If you've read A Long Time Ago you'll know that I spent a lot of time reading Shakespeare in university. I don't claim any expertise, but I'm certainly a fan. That's probably why I expected to be disappointed by this book. I can readily imagine how badly this could be done. 

I'll reserve judgment until reading the book as a whole, but the excerpt above is encouraging. I had absolutely no intention of reading this until now. My scepticism is perhaps not entirely gone, but it has now been largely displaced by curiosity. I think I'll give this book a try.

I especially enjoyed Vader's brief soliloquy after murdering the rebel trooper who refused to tell him the location of the Death Star plans: 

And so another dies by my own hand,
 This hand, which now encas’d in  blackness is.
O that the fingers of this wretched hand
Had not the pain of suff’ring ever known.
But now my path is join’d unto the dark,
And wicked men—whose hands and fingers move
To crush their foes—are now my company.
So shall my fingers ever undertake
To do more evil, aye, and this—my hand—
Shall do the Emp’ror’s bidding evermore.
And thus we see how fingers presage death
And hands become the instruments of Fate.
[Exit Darth Vader.

Pleasantly surprising. So don't let the awkward trailer put you off. William Shakespeare's Star Wars is actually rather promising.

Entertainment Weekly: Watch the book trailer for "William Shakespeare's Star Wars: Verily, A New Hope"

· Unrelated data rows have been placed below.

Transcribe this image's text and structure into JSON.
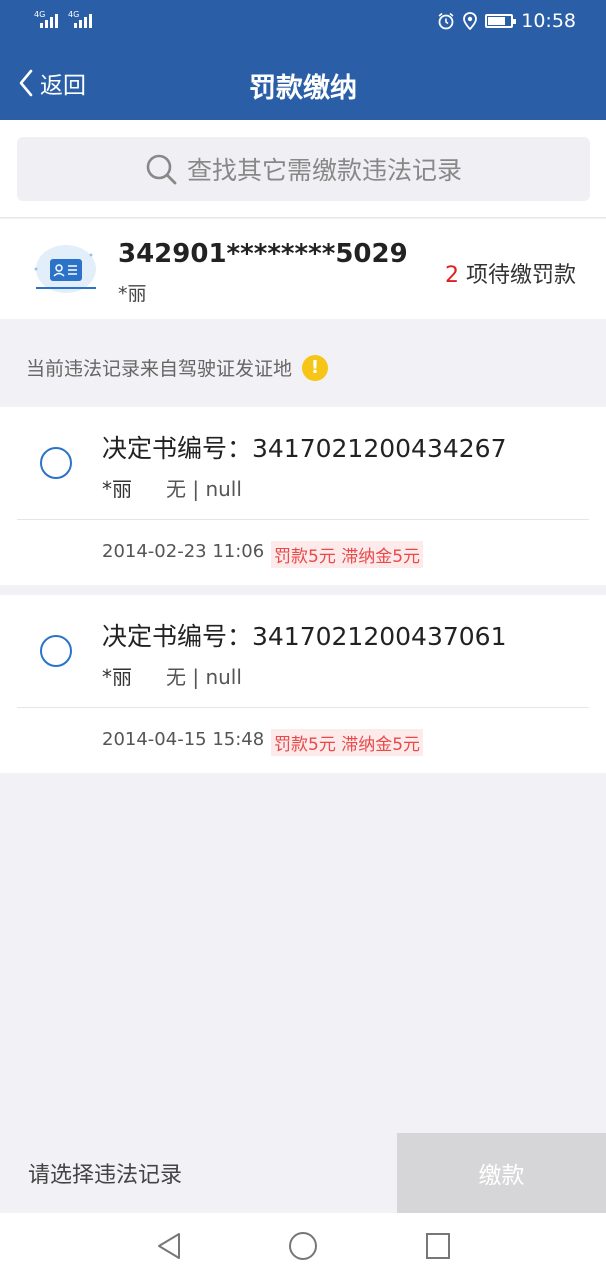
{
  "status_bar": {
    "network1": "4G",
    "network2": "4G",
    "time": "10:58",
    "battery_level": 0.75
  },
  "nav": {
    "back_label": "返回",
    "title": "罚款缴纳"
  },
  "search": {
    "placeholder": "查找其它需缴款违法记录"
  },
  "license": {
    "number": "342901********5029",
    "name": "*丽",
    "pending_count": "2",
    "pending_suffix": " 项待缴罚款"
  },
  "notice": {
    "text": "当前违法记录来自驾驶证发证地",
    "badge": "!"
  },
  "records": [
    {
      "decision_no": "决定书编号：3417021200434267",
      "owner": "*丽",
      "plate": "无 | null",
      "datetime": "2014-02-23 11:06",
      "fine": "罚款5元 滞纳金5元"
    },
    {
      "decision_no": "决定书编号：3417021200437061",
      "owner": "*丽",
      "plate": "无 | null",
      "datetime": "2014-04-15 15:48",
      "fine": "罚款5元 滞纳金5元"
    }
  ],
  "bottom": {
    "select_prompt": "请选择违法记录",
    "pay_label": "缴款"
  },
  "icons": {
    "back": "chevron-left-icon",
    "search": "search-icon",
    "license": "id-card-icon",
    "warning": "warning-icon"
  }
}
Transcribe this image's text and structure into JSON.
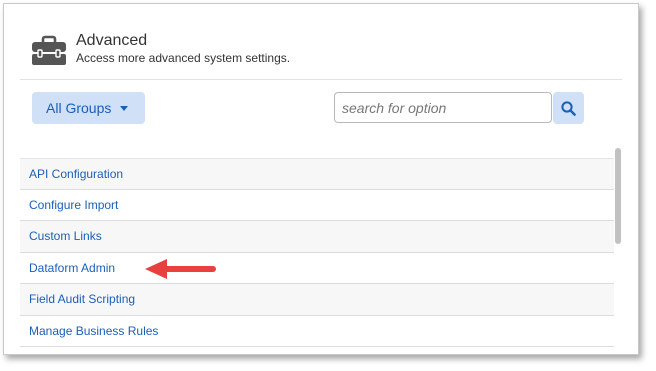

Quirk Books: William Shakespeare's Star Wars

Friday
Apr202012

Star Wars by William Shakespeare

Darth ShakespeareSlactory brings us The War of the Starres, by William Shakespeare:

ACT 4. INTERIOR. DEATH STAR. CELL BLOCK.

An explosion. The Imperial Troops enter the room.

Han: Chewie! Avaunt!

Chewbecca: Gronk.

Luke and Leia rush into the room.

Han: [Aside] Ah, my heart swoons! A princess of such surpassing beauty; beauty as I have never known! But I must not betray my thoughts. The Lady Leia must not know of my secret desire.

They battle the Stormtroopers. During the gun fight, Han blasts the door leading to the exit.

Han: The way is blocked! We cannot exit!

Leia: Foolish wretch! Thou hast cut off our one escape route!

Han: I bite my thumb at thee, lady.

Leia: Dost thou! You are most impudent. Resume your rightful place, foul mercenary. Remember: I hold sway here now; you serve at my command.

Han: Nonetheless, I bite my thumb at thee.

Leia: O vile insult!

Unfortunately it's all prose, no verse, and the parody includes an Act VI (suggesting the parodist is not much of a Shakespeare fan--Shakespeare's plays were always in five acts), but it's still amusing. Follow the link for more.

See also the Official Star Wars Blog which, three years ago, gathered together a collection of Shakespeare-style Star Wars tweets. My favourites: "The first thing we do, let's kill all the Jedi", "Out, out damn Ewok" and, inevitably, "Tis a trap!".

Slacktory: Star Wars, As Written by William Shakespeare

The Official Star Wars Blog: Star Wars Meets Shakespeare